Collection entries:
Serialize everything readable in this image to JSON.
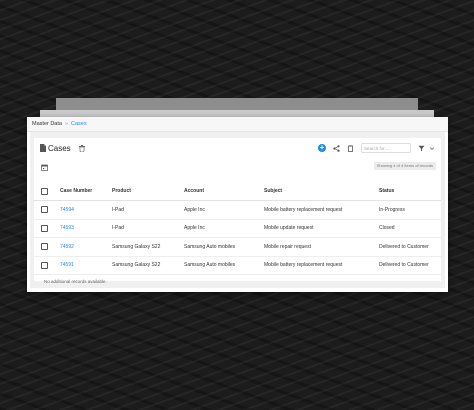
{
  "breadcrumb": {
    "parent": "Master Data",
    "current": "Cases"
  },
  "header": {
    "title": "Cases"
  },
  "toolbar": {
    "search_placeholder": "Search for..."
  },
  "records_count": "Showing 4 of 4 Items of records",
  "table": {
    "columns": [
      "Case Number",
      "Product",
      "Account",
      "Subject",
      "Status"
    ],
    "rows": [
      {
        "case_number": "74594",
        "product": "I-Pad",
        "account": "Apple Inc",
        "subject": "Mobile battery replacement request",
        "status": "In-Progress"
      },
      {
        "case_number": "74593",
        "product": "I-Pad",
        "account": "Apple Inc",
        "subject": "Mobile update request",
        "status": "Closed"
      },
      {
        "case_number": "74592",
        "product": "Samsung Galaxy S22",
        "account": "Samsung Auto mobiles",
        "subject": "Mobile repair request",
        "status": "Delivered to Customer"
      },
      {
        "case_number": "74591",
        "product": "Samsung Galaxy S22",
        "account": "Samsung Auto mobiles",
        "subject": "Mobile battery replacement request",
        "status": "Delivered to Customer"
      }
    ],
    "empty_message": "No additional records available."
  },
  "icons": [
    "document-icon",
    "trash-icon",
    "add-icon",
    "share-icon",
    "copy-icon",
    "filter-icon",
    "chevron-down-icon",
    "calendar-icon"
  ],
  "colors": {
    "accent": "#1e88e5",
    "link": "#2e86de"
  }
}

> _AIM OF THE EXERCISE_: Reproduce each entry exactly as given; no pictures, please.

> _ANSWER AREA_:
Serialize everything readable in this image to JSON.
{
  "breadcrumb": {
    "parent": "Master Data",
    "current": "Cases"
  },
  "header": {
    "title": "Cases"
  },
  "toolbar": {
    "search_placeholder": "Search for..."
  },
  "records_count": "Showing 4 of 4 Items of records",
  "table": {
    "columns": [
      "Case Number",
      "Product",
      "Account",
      "Subject",
      "Status"
    ],
    "rows": [
      {
        "case_number": "74594",
        "product": "I-Pad",
        "account": "Apple Inc",
        "subject": "Mobile battery replacement request",
        "status": "In-Progress"
      },
      {
        "case_number": "74593",
        "product": "I-Pad",
        "account": "Apple Inc",
        "subject": "Mobile update request",
        "status": "Closed"
      },
      {
        "case_number": "74592",
        "product": "Samsung Galaxy S22",
        "account": "Samsung Auto mobiles",
        "subject": "Mobile repair request",
        "status": "Delivered to Customer"
      },
      {
        "case_number": "74591",
        "product": "Samsung Galaxy S22",
        "account": "Samsung Auto mobiles",
        "subject": "Mobile battery replacement request",
        "status": "Delivered to Customer"
      }
    ],
    "empty_message": "No additional records available."
  },
  "icons": [
    "document-icon",
    "trash-icon",
    "add-icon",
    "share-icon",
    "copy-icon",
    "filter-icon",
    "chevron-down-icon",
    "calendar-icon"
  ],
  "colors": {
    "accent": "#1e88e5",
    "link": "#2e86de"
  }
}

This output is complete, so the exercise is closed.